Your answer must consist of every line from the data below that includes the word "handle".

-------- ENTRIES SHOWN --------

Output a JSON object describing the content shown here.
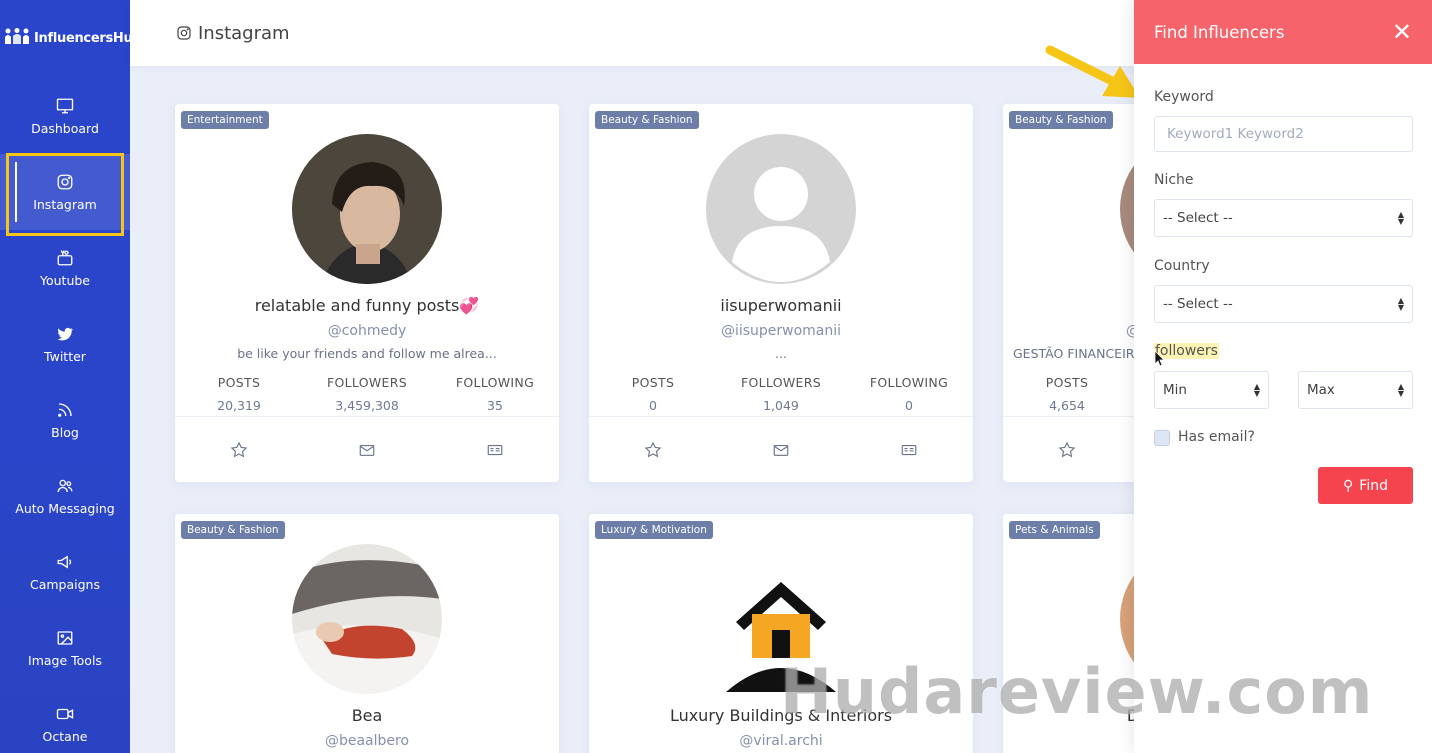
{
  "app": {
    "name": "InfluencersHub"
  },
  "sidebar": {
    "items": [
      {
        "label": "Dashboard",
        "icon": "monitor-icon"
      },
      {
        "label": "Instagram",
        "icon": "instagram-icon",
        "active": true
      },
      {
        "label": "Youtube",
        "icon": "youtube-icon"
      },
      {
        "label": "Twitter",
        "icon": "twitter-icon"
      },
      {
        "label": "Blog",
        "icon": "rss-icon"
      },
      {
        "label": "Auto Messaging",
        "icon": "users-icon"
      },
      {
        "label": "Campaigns",
        "icon": "megaphone-icon"
      },
      {
        "label": "Image Tools",
        "icon": "image-icon"
      },
      {
        "label": "Octane",
        "icon": "video-icon"
      }
    ]
  },
  "header": {
    "title": "Instagram"
  },
  "stat_labels": {
    "posts": "POSTS",
    "followers": "FOLLOWERS",
    "following": "FOLLOWING"
  },
  "cards": [
    {
      "category": "Entertainment",
      "name": "relatable and funny posts💞",
      "handle": "@cohmedy",
      "bio": "be like your friends and follow me alrea...",
      "posts": "20,319",
      "followers": "3,459,308",
      "following": "35"
    },
    {
      "category": "Beauty & Fashion",
      "name": "iisuperwomanii",
      "handle": "@iisuperwomanii",
      "bio": "...",
      "posts": "0",
      "followers": "1,049",
      "following": "0"
    },
    {
      "category": "Beauty & Fashion",
      "name": "",
      "handle": "@",
      "bio": "GESTÃO FINANCEIRA",
      "posts": "4,654",
      "followers": "",
      "following": ""
    },
    {
      "category": "Beauty & Fashion",
      "name": "Bea",
      "handle": "@beaalbero"
    },
    {
      "category": "Luxury & Motivation",
      "name": "Luxury Buildings & Interiors",
      "handle": "@viral.archi"
    },
    {
      "category": "Pets & Animals",
      "name": "D",
      "handle": ""
    }
  ],
  "panel": {
    "title": "Find Influencers",
    "keyword_label": "Keyword",
    "keyword_placeholder": "Keyword1 Keyword2",
    "niche_label": "Niche",
    "niche_value": "-- Select --",
    "country_label": "Country",
    "country_value": "-- Select --",
    "followers_label": "followers",
    "min_value": "Min",
    "max_value": "Max",
    "has_email_label": "Has email?",
    "find_label": "Find"
  },
  "watermark": "Hudareview.com",
  "colors": {
    "sidebar": "#2a45c9",
    "panel_header": "#f7636a",
    "find_button": "#f6444f",
    "badge": "#6d7fa8",
    "annotation": "#f5c518"
  }
}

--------

RESULT OF THIS TASK =
      "handle": "@cohmedy",
      "handle": "@iisuperwomanii",
      "handle": "@",
      "handle": "@beaalbero"
      "handle": "@viral.archi"
      "handle": ""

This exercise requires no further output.